I’d known about the existence of Newlands for a while, and I was really pleased to find out about what was going on first hand. A few things struck me about Newlands. There was a very relaxed atmosphere in the building and a big emphasis on student responsibility for learning. The starting point for the timetable is staff availability. The subjects taught are English, mathematics, science and ICT. PSE runs through the curriculum and features strongly. The timetable shows when the relevant staff are available and students decide which subjects they attend. This allows them to focus on priorities as they arise (folio pieces, for example) and manage their own programmes. Each student also has a vocational placement and supplementary training or qualifications are provided in partnership with a range of businesses, training organisations or City of Glasgow FE college.
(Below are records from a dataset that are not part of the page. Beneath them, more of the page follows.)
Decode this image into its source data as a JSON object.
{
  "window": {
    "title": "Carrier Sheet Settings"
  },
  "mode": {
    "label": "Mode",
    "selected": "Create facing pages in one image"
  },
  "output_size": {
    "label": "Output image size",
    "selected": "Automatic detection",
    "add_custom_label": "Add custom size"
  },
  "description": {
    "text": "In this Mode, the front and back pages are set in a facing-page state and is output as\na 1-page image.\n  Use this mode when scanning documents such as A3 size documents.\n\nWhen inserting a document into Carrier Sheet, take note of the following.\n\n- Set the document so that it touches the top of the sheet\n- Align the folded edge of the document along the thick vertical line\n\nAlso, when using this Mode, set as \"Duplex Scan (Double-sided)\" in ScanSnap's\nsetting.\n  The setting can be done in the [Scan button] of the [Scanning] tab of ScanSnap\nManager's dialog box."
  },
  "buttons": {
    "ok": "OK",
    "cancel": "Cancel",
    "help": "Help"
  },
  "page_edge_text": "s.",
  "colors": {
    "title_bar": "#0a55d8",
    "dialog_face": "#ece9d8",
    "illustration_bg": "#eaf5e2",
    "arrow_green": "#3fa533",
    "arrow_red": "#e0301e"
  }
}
It is an entirely unique arrangement in many ways, but is clearly responding to a significant need that the mainstream system cannot meet.
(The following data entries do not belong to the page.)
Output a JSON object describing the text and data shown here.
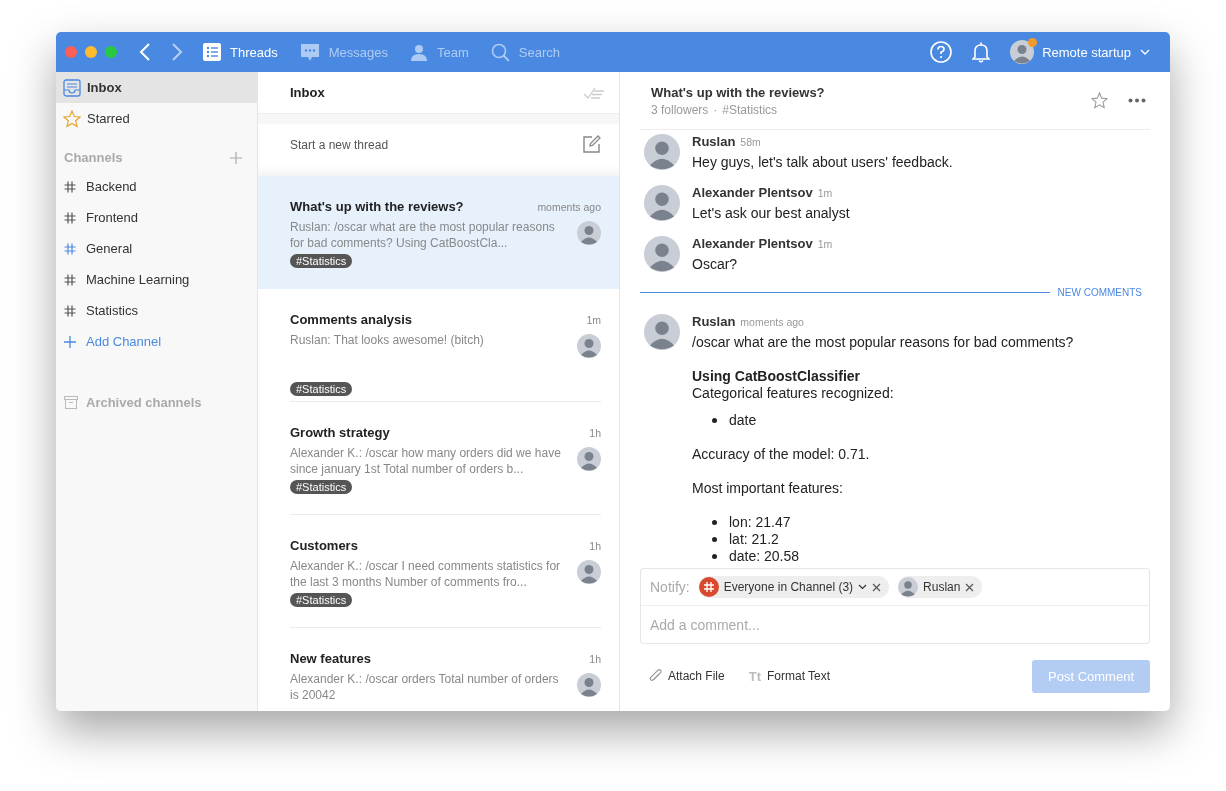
{
  "toolbar": {
    "nav": [
      {
        "label": "Threads",
        "selected": true
      },
      {
        "label": "Messages",
        "selected": false
      },
      {
        "label": "Team",
        "selected": false
      },
      {
        "label": "Search",
        "selected": false
      }
    ],
    "workspace": "Remote startup",
    "has_notification": true
  },
  "sidebar": {
    "items": [
      {
        "label": "Inbox",
        "selected": true
      },
      {
        "label": "Starred",
        "selected": false
      }
    ],
    "channels_title": "Channels",
    "channels": [
      {
        "label": "Backend",
        "active": false
      },
      {
        "label": "Frontend",
        "active": false
      },
      {
        "label": "General",
        "active": true
      },
      {
        "label": "Machine Learning",
        "active": false
      },
      {
        "label": "Statistics",
        "active": false
      }
    ],
    "add_channel": "Add Channel",
    "archived": "Archived channels"
  },
  "thread_list": {
    "title": "Inbox",
    "new_thread": "Start a new thread",
    "threads": [
      {
        "title": "What's up with the reviews?",
        "time": "moments ago",
        "preview": "Ruslan: /oscar what are the most popular reasons for bad comments?  Using CatBoostCla...",
        "tag": "#Statistics",
        "selected": true
      },
      {
        "title": "Comments analysis",
        "time": "1m",
        "preview": "Ruslan: That looks awesome! (bitch)",
        "tag": "#Statistics",
        "selected": false
      },
      {
        "title": "Growth strategy",
        "time": "1h",
        "preview": "Alexander K.: /oscar how many orders did we have since january 1st  Total number of orders b...",
        "tag": "#Statistics",
        "selected": false
      },
      {
        "title": "Customers",
        "time": "1h",
        "preview": "Alexander K.: /oscar I need comments statistics for the last 3 months  Number of comments fro...",
        "tag": "#Statistics",
        "selected": false
      },
      {
        "title": "New features",
        "time": "1h",
        "preview": "Alexander K.: /oscar orders  Total number of orders is 20042",
        "selected": false
      }
    ]
  },
  "conversation": {
    "title": "What's up with the reviews?",
    "followers": "3 followers",
    "separator": "·",
    "channel": "#Statistics",
    "starred": false,
    "items": [
      {
        "kind": "message",
        "author": "Ruslan",
        "time": "58m",
        "blocks": [
          {
            "kind": "text",
            "text": "Hey guys, let's talk about users' feedback."
          }
        ]
      },
      {
        "kind": "message",
        "author": "Alexander Plentsov",
        "time": "1m",
        "blocks": [
          {
            "kind": "text",
            "text": "Let's ask our best analyst"
          }
        ]
      },
      {
        "kind": "message",
        "author": "Alexander Plentsov",
        "time": "1m",
        "blocks": [
          {
            "kind": "text",
            "text": "Oscar?"
          }
        ]
      },
      {
        "kind": "divider",
        "label": "NEW COMMENTS"
      },
      {
        "kind": "message",
        "author": "Ruslan",
        "time": "moments ago",
        "blocks": [
          {
            "kind": "text",
            "text": "/oscar what are the most popular reasons for bad comments?"
          },
          {
            "kind": "heading",
            "text": "Using CatBoostClassifier"
          },
          {
            "kind": "line",
            "text": "Categorical features recognized:"
          },
          {
            "kind": "bullets",
            "items": [
              "date"
            ]
          },
          {
            "kind": "text",
            "text": "Accuracy of the model: 0.71."
          },
          {
            "kind": "text",
            "text": "Most important features:"
          },
          {
            "kind": "bullets",
            "items": [
              "lon: 21.47",
              "lat: 21.2",
              "date: 20.58"
            ]
          }
        ]
      }
    ]
  },
  "composer": {
    "notify_label": "Notify:",
    "chips": [
      {
        "kind": "channel",
        "label": "Everyone in Channel (3)",
        "dropdown": true
      },
      {
        "kind": "person",
        "label": "Ruslan",
        "dropdown": false
      }
    ],
    "placeholder": "Add a comment...",
    "attach": "Attach File",
    "format_icon": "Tt",
    "format": "Format Text",
    "post": "Post Comment",
    "post_disabled": true
  }
}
The relaxed atmosphere is balanced by an ethic of professionalism. Students wear uniform and staff dress smartly. Some teaching spaces are open plan. All the offices, including meeting rooms and the principal’s office have transparent walls so that all working processes are visible to students and visitors. Students can choose how they address staff, using first name terms or standard titles, which some still choose to use. De-institutionalising can be difficult for young people. Classroom walls are written on and used very effectively as whiteboard spaces – this too can challenge some. There is no behaviour policy – there is no need for one. A few agreed rules – no shouting; no sarcasm, no greetin’ !, no excuses – and a clear focus on relationships do a much, much better job. Personally, I’m more and more persuaded that there is never a need for a behaviour policy, but that’s for a different discussion.
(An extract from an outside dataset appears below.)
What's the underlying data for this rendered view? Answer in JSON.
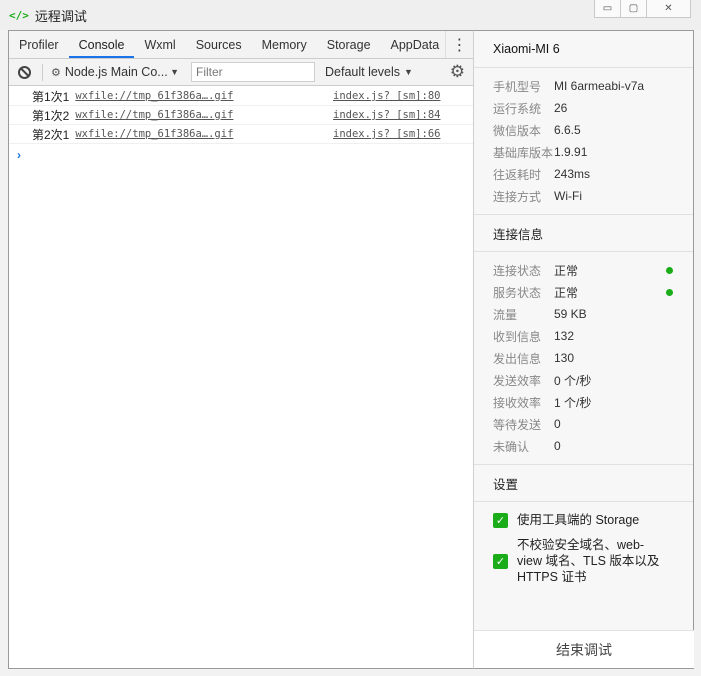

There is no doubt that this is a very important, exciting and successful innovation. There are big questions though, around sustainability and replicability. Neither of these have a straightforward answer. Part of its uniqueness and success has to be down to the qualities and experiences of the staff who have been selected to teach there, and from what I saw yesterday, they are a uniquely impressive group. Also the unique nature of the circumstances – a focus on work and industry, funded by an industrialist, in a post-industrial city, obviously gives rise to certain opportunities specific to the location of the college. And the funding itself – this raises questions of both replicability and sustainability. I know that some significant work is going on in this regard to expand or extend the concept of Newlands, and I really hope that it meets with success. Many, many young people deserve a chance like this. This is GIRFEC in action, and although it’s very difficult to replicate, there is a lot that can be learned.
So who was my old friend? Well, this was a personal highlight for me. I met up again with a student friend from teacher-training days at Jordanhill, Graham Robertson. Graham is now head of guidance, careers and business links at Newlands Junior College and we haven’t seen each other since Jordanhill. A chance meeting at the SELMAS forum allowed us to get back in touch and it was great to hear that he’s still in education, and about how his career developed over the years. We were in an elective class together for PSE which was taught by the one and only John MacBeath. Things we both learned there have stayed with us over all those years, and influenced us both in our thinking about socialisation and relationships in education. How lucky we were to take that class -it was definitely the highlight of my postgraduate course. Looking back, though, I don’t think we realised at the time quite what a privilege it was. Great to see you Graham, thank you so much for my visit, and I’m hoping we can develop useful links for our students and yours, in times to come.